Using those techniques, I clear some space for a real break — ideally, a full weekend. If I can’t manage that, then I take as much time off as I can. Back when my children were younger, child-care duties and household chores could make my weekends feel less restful than my weekdays. I usually couldn’t get a full day’s break from both work and home duties, but I could schedule a half-day off on a weekday. Leaving my kids at daycare, I would slip out to a nearby mall with a good book, have a leisurely lunch, and then find a comfortable spot to spend an hour or two reading. I offer these details merely as an example. The point is: Find a way to take a real break from all of the things on your to-do list, and take it, guilt free. You’ll return to work after that break refreshed and much more productive.

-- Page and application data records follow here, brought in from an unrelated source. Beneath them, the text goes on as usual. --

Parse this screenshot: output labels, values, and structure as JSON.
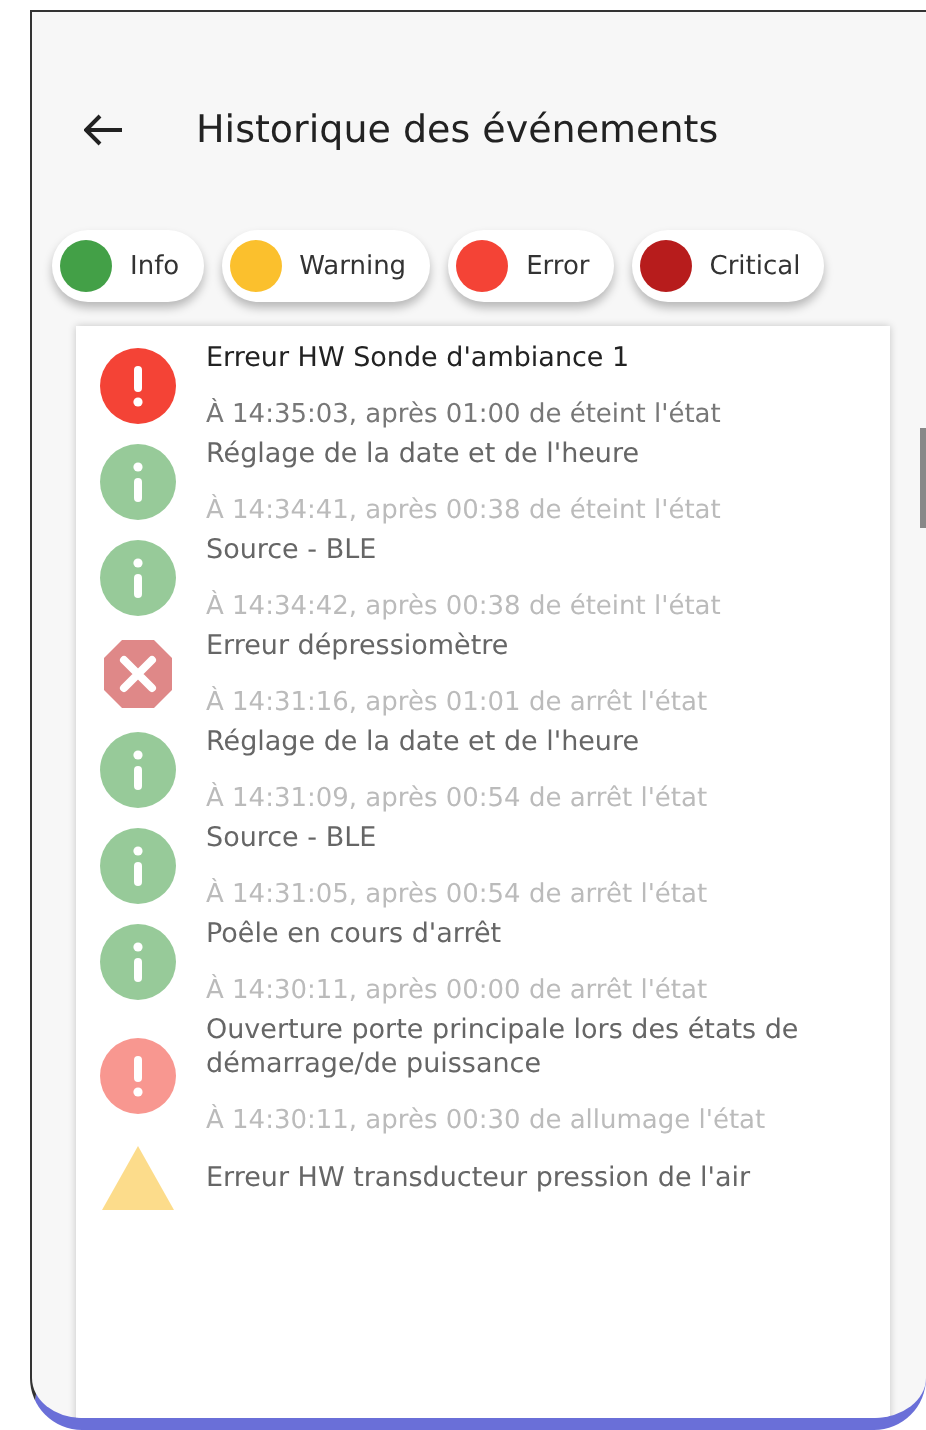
{
  "header": {
    "title": "Historique des événements"
  },
  "filters": [
    {
      "label": "Info",
      "color": "#43a047"
    },
    {
      "label": "Warning",
      "color": "#fbc02d"
    },
    {
      "label": "Error",
      "color": "#f44336"
    },
    {
      "label": "Critical",
      "color": "#b71c1c"
    }
  ],
  "events": [
    {
      "kind": "error",
      "unread": true,
      "title": "Erreur HW Sonde d'ambiance 1",
      "detail": "À 14:35:03, après 01:00 de éteint l'état"
    },
    {
      "kind": "info",
      "unread": false,
      "title": "Réglage de la date et de l'heure",
      "detail": "À 14:34:41, après 00:38 de éteint l'état"
    },
    {
      "kind": "info",
      "unread": false,
      "title": "Source - BLE",
      "detail": "À 14:34:42, après 00:38 de éteint l'état"
    },
    {
      "kind": "critical",
      "unread": false,
      "title": "Erreur dépressiomètre",
      "detail": "À 14:31:16, après 01:01 de arrêt l'état"
    },
    {
      "kind": "info",
      "unread": false,
      "title": "Réglage de la date et de l'heure",
      "detail": "À 14:31:09, après 00:54 de arrêt l'état"
    },
    {
      "kind": "info",
      "unread": false,
      "title": "Source - BLE",
      "detail": "À 14:31:05, après 00:54 de arrêt l'état"
    },
    {
      "kind": "info",
      "unread": false,
      "title": "Poêle en cours d'arrêt",
      "detail": "À 14:30:11, après 00:00 de arrêt l'état"
    },
    {
      "kind": "error",
      "unread": false,
      "title": "Ouverture porte principale lors des états de démarrage/de puissance",
      "detail": "À 14:30:11, après 00:30 de allumage l'état"
    },
    {
      "kind": "warning",
      "unread": false,
      "title": "Erreur HW transducteur pression de l'air"
    }
  ]
}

Whatever motivated you to try to “get organized,” once you’ve resolved that problem, stop and reflect on why it happened. Does this sort of problem happen often? If so, it is probably the weakest point in how you approach time.
So shore it up. Think about what systems you could put it place to keep the problem from happening again. That could be the technique you just used, or it could be a different approach you identify to head off the problem before it has a chance to recur. Pick one or two things to try to improve, and then consciously practice them until the new system becomes habit.
Unfortunately, you will not then be in time-use nirvana. Instead, you will probably now recognize a new problem, which is the next weakest point in your approach to time. There is no such thing as perfect time-use system. It is a never-ending process, but the rewards are great: less stress, more meaningful work completed, and more time for the other things you enjoy in life. And fewer barely used planners cluttering up your office.